The family of imprisoned spiritual leader Mohammad Ali Taheri has not been informed of his location since October 18, 2016, when he was allegedly hospitalized after falling into a coma due to a three-week hunger strike.
“We don’t know if my brother is alive or dead,” Taheri’s sister, Azardokht Taheri, told the International Campaign for Human Rights in Iran on November 16. “We don’t know if he’s in Evin Prison or if he has been moved somewhere else. No one gives an answer and we’re very worried. If something happens to him, we will hold the judicial officials responsible.”
“My brother’s family has been going to Evin Prison (in Tehran) every week to visit him, but they are being told by prison authorities that he has no visitation rights and they won’t explain what’s going on,” she added. “They won’t say he can’t have visits because he’s not being held in Evin or what. The family has followed up with the offices of the prosecutor, the judge and Evin Prison, but they haven’t been able to gather any information. His lawyer says he has no news either.”
Mohammad Ali Taheri, the founder of the banned Erfan-e Halgheh spiritual group, went on hunger strike on September 19 to protest his continued imprisonment despite completing his five-year prison sentence in February 2016. His lawyer, Mahmoud Alizadeh Tabatabaee, was informed that Taheri fell into a coma on October 18 and was transferred to Baghiatollah Hospital, but when family members tried to visit him, they were told he was not there.
In a post published on his Facebook page on October 19, Tabatabaee said he had no “reliable information” about his client’s condition and said there was no legal justification for Taheri’s continued incarceration.

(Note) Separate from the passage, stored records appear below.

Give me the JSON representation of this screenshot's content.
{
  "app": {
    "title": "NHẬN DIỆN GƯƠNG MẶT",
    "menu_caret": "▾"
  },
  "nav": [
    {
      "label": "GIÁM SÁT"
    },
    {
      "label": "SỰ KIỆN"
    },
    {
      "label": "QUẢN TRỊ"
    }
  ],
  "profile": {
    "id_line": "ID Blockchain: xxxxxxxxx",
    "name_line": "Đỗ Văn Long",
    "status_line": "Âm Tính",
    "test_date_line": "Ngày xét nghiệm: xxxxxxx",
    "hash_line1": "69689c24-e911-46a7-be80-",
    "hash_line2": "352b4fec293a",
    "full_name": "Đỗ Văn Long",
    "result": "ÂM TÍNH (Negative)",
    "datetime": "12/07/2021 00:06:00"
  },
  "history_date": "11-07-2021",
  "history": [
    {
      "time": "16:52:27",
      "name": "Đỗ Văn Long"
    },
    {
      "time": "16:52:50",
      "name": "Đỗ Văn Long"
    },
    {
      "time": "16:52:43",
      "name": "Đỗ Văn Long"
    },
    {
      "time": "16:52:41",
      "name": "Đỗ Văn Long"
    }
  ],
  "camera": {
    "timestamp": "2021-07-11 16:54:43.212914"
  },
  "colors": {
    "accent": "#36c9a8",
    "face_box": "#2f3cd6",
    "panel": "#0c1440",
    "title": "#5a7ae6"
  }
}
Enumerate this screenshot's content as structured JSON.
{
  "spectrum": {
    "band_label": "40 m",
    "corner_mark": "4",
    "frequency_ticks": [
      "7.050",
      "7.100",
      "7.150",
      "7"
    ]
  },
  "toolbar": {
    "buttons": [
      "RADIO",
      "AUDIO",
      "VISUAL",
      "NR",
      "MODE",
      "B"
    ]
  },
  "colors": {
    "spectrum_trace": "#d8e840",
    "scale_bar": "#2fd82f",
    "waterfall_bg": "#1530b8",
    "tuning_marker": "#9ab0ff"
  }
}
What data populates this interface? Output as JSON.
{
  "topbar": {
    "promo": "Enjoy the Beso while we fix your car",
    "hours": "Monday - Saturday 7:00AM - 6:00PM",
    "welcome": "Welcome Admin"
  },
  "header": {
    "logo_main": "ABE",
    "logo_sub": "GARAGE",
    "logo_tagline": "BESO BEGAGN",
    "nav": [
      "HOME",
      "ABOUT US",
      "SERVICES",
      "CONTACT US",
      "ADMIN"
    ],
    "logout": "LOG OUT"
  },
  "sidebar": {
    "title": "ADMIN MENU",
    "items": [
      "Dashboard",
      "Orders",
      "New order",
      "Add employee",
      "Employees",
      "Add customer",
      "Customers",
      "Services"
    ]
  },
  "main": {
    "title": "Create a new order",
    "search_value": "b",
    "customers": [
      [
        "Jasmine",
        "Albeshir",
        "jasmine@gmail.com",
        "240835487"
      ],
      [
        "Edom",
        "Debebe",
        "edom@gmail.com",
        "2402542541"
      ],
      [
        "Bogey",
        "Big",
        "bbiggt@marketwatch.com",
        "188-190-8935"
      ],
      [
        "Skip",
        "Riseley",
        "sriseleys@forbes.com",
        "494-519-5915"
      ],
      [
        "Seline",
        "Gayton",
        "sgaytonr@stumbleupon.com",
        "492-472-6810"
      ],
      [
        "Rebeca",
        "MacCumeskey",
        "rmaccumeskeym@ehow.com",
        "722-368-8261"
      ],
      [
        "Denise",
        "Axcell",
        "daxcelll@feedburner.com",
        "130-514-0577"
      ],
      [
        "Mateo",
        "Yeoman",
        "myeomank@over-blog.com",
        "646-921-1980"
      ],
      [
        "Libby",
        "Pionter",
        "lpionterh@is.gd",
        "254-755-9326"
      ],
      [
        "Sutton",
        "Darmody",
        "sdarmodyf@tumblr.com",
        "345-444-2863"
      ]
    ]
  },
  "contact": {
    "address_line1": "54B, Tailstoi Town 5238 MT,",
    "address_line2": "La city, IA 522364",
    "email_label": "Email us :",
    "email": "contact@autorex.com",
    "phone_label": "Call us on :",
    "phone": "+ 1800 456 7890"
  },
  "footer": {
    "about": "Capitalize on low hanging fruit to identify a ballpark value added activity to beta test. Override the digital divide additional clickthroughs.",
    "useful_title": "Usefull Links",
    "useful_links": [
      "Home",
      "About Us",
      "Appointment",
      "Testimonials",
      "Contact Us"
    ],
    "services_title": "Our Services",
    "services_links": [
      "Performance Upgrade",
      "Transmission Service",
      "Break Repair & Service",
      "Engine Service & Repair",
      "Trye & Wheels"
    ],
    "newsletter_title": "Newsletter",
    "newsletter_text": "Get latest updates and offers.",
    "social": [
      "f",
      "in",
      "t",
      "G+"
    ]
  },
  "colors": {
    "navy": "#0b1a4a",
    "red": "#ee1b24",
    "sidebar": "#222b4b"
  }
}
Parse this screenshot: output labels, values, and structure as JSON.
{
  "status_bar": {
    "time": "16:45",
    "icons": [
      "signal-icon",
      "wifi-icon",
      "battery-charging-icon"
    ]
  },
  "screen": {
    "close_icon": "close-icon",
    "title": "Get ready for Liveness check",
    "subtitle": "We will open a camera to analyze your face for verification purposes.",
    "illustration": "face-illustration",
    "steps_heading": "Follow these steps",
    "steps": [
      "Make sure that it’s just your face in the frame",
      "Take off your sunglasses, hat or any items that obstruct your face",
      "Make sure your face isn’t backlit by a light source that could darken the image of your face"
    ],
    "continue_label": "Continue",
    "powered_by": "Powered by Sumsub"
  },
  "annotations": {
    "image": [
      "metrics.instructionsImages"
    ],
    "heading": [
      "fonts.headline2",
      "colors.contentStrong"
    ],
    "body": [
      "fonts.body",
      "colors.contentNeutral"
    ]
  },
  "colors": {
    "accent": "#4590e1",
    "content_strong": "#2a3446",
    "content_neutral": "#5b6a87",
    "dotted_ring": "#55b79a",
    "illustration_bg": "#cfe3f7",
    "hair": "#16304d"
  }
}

Mohammad Ali Taheri, who also taught at Tehran University, was practicing a form of alternative medicine based on spirituality when he was arrested on May 4, 2010 and charged with “insulting the sacred,” “immoral contact with women,” and “carrying out illegal medical procedures.” He was sentenced to five years in prison, 74 lashes, and fined nine billion rials (approximately $300,000). Four years later he was re-interrogated about his books and sentenced to death for spreading “corruption on earth.”
Iran’s security establishment has come down hard on Taheri and supporters of Erfan-e Halgheh, viewing it and any other alternative belief system, especially those seeking converts, as a threat to the prevailing Shia order.